Old Major's dream envisioned an earth of the future with no humans, where animals ruled the world and determined their own actions. He pointed out that all of the evil in the world was the result of humanity, and declared that the animals should all maintain an "enmity" toward humans. The animals should avoid all human characteristics, even after they have been conquered. By the end of the novel, at least one part of Old Major's dream had come true: The leaders of Animal Farm were considered equals among their new human associates, but the pigs had broken nearly every commandment in the process, from wearing clothes to walking upright. The other animals were now worse off than they had been under their human masters, working longer hours for less sustenance. The animals were all equal, but some were just more equal than others.

gregghebert | Student

Old Major saw the world without humans, with animals working and providing for themselves.

The end is ironic in this context because the animails are indeed working, but it is merely for other animals. They toil and sweat to provide for those animals who have seized power.

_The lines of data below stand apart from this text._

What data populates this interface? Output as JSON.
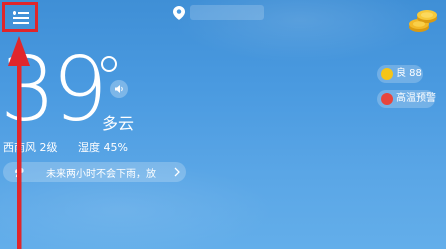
{
  "header": {
    "menu_icon": "menu-icon",
    "location_icon": "location-pin-icon",
    "coins_icon": "gold-coins-icon"
  },
  "current": {
    "temperature": "39",
    "condition": "多云",
    "wind": "西南风 2级",
    "humidity": "湿度 45%"
  },
  "forecast": {
    "text": "未来两小时不会下雨，放",
    "icon": "rain-icon"
  },
  "badges": {
    "aqi": {
      "label": "良 88",
      "color": "#f5c518"
    },
    "alert": {
      "label": "高温预警",
      "color": "#e8453c"
    }
  },
  "annotation": {
    "highlight_color": "#e0262b",
    "arrow_color": "#e0262b"
  }
}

Old Major could never have known how the animals (the pigs) would pervert his dream.